How to Teach Children to Identify Their Emotions
Before parents try to teach their children to identify their emotions, they must learn to recognize their own. Read on to learn more!
Parents tend to believe that children’s basic needs are only food, clothing, shelter, and education. Also, although they know that love and affection are important, they may assume that only showing them is enough. But parents tend to forget something essential: teaching their children to identify their emotions.
We live in a society that’s becoming increasingly demanding, aggressive, and competitive. Therefore, parents are raising their children as small adults; they want them to be more prepared, more educated, and those who always win.
In a scenario where emotions can be interpreted as a weakness, teaching your children to identify their emotions is a great tool that will help you during their upbringing.
“From the very beginning, the child is trained to think in this way: always in terms of comparison, of success, and of failure. It’s a weeding-out system; the weaker get discouraged and fall out; a system designed to produce a few winners who are always in competition with each other.”
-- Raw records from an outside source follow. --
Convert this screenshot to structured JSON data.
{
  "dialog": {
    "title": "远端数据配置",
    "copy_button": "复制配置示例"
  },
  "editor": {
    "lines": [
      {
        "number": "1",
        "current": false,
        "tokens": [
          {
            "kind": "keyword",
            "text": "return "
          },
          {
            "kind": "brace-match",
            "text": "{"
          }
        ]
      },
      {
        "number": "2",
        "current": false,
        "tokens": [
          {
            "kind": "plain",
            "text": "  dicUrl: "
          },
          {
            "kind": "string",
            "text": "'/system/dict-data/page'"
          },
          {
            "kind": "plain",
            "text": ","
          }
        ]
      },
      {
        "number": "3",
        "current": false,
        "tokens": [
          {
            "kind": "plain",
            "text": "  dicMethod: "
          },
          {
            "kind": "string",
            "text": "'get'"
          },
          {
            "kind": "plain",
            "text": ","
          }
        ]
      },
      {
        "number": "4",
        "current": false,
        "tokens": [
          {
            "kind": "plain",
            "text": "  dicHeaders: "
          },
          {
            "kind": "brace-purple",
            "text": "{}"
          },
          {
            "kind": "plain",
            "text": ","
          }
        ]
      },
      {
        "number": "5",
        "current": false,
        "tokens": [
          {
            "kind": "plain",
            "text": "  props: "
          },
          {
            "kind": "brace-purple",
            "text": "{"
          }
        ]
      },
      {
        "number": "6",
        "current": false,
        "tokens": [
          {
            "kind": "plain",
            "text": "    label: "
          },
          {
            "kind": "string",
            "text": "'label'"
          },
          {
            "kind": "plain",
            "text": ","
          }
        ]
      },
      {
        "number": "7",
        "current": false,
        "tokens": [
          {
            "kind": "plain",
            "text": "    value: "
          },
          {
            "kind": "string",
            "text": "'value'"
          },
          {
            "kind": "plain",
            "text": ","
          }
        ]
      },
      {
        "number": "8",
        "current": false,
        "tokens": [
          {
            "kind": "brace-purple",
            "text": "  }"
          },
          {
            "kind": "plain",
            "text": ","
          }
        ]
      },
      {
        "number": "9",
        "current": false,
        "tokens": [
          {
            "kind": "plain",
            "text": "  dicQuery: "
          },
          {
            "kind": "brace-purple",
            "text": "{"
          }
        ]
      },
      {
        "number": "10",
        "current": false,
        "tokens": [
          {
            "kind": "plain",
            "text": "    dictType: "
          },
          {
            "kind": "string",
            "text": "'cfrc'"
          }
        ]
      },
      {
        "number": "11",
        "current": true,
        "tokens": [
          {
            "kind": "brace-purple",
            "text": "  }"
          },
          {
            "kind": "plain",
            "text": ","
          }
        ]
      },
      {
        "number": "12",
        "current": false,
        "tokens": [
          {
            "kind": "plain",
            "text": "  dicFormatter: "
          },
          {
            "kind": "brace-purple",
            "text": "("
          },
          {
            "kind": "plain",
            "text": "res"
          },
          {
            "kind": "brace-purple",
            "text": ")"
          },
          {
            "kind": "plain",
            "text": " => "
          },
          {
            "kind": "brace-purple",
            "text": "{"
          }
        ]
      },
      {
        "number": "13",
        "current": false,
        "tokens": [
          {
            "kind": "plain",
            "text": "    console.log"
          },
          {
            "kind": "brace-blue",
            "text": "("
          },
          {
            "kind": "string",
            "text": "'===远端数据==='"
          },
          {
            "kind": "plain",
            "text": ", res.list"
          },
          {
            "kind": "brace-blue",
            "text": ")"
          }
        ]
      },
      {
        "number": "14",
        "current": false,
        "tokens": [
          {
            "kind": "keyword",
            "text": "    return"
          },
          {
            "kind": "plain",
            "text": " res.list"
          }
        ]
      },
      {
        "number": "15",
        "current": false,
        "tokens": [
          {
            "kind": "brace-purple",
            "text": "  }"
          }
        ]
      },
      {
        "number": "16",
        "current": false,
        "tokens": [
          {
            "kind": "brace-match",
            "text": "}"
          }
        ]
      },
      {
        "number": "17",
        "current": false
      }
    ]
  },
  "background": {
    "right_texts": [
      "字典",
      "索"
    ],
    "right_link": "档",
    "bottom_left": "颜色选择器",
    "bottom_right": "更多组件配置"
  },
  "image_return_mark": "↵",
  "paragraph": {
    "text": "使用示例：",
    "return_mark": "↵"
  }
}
– Doris Lessing –
The importance of teaching children to identify their emotions
In a system based on achievement, it’s essential for people to know themselves. This way, they’ll know what their strengths and weaknesses are, they’ll be able to work based on them, and they’ll achieve their goals without “dying in the process.”
Knowing yourself implies being able to identify your feelings and emotions. An indispensable aspect of acquiring good emotional competence is being able to assimilate, accept, and manage your own emotions. For this purpose, you need to:
- Know and be familiar with emotional vocabulary.
- Be able to put a name to what you’re feeling at a particular time.
- Know how to express your emotions the right way.
- Recognize how others feel, based on how they express themselves.
- Identify what’s affecting your emotional state, and how.
Children’s emotional development
From birth, emotions surround you. They integrate into your life, helping you shape your personality. For this, it’s essential to interact with adults. The child will imitate the emotional manifestations of the people they interact with throughout their lives.
The first social role model a baby has is their family. However, this model changes as the baby grows. When they start going to school, new emotional role models (teachers, peers, etc.) appear. In adolescence, their role models will be their groups of friends.
Due to this change of role models, children can quickly vary the way they express their emotional states. Thus, inconsistency and ambivalence may occur, which can hinder the learning process.
Emotional language and recognition
From ages six to twelve, language integrates as a means of communication and interaction with others. As children’s cognitive ability develops, their social bonds increase. Therefore, culture conditions emotional control.
At the end of this stage, teens acquire the necessary social knowledge to evaluate their personal variables, forming their self-concept and self-esteem. Therefore, it’s important to:
- Promote the use of language to be able to express and understand emotions.
- Express affection and love through language.
- Create a rich, warm, and supportive environment.
“Art is a manifestation of emotion, and emotion speaks a language that all may understand.”
– Somerset Maugham –
How to help children identify their emotions
Children learn through imitation. Therefore, to teach children to identify their emotions, firstly, it’s essential to know how to detect your own. Remember that:
- People acquire emotional maturity through experience. Therefore, it’s important for adults to teach children through practice.
- Teach children to express their emotions in a way appropriate to the context. Thus, you shouldn’t repress their emotions, only help them control them.
- Don’t categorize emotions as good or bad. All of them are necessary and have an adaptive function.
- Don’t make children believe they should always be happy and that sadness is bad. This will affect their expression and can lead to the formation of a bad self-image when they feel sad or angry.
- Although emotions can be difficult to control, every situation is an opportunity to continue learning to manage them.
- Emotions aren’t voluntary acts. They don’t disappear simply because you don’t want to feel them. Often, the only way they disappear is to let them out.
- Not everyone feels the same in identical situations. In this regard, not everyone reacts the same way in the same situations at different times in their lives.
- Thus, you should help your child detect the real reason why they feel a certain way. For example, ask them what thoughts come to mind when they’re sad, what they feel in their body, and what makes them feel better.
- Everyone has the right to feel and express themselves emotionally. Thus, it’s important for your child to feel heard and understood when needed.
- Help them learn by playing.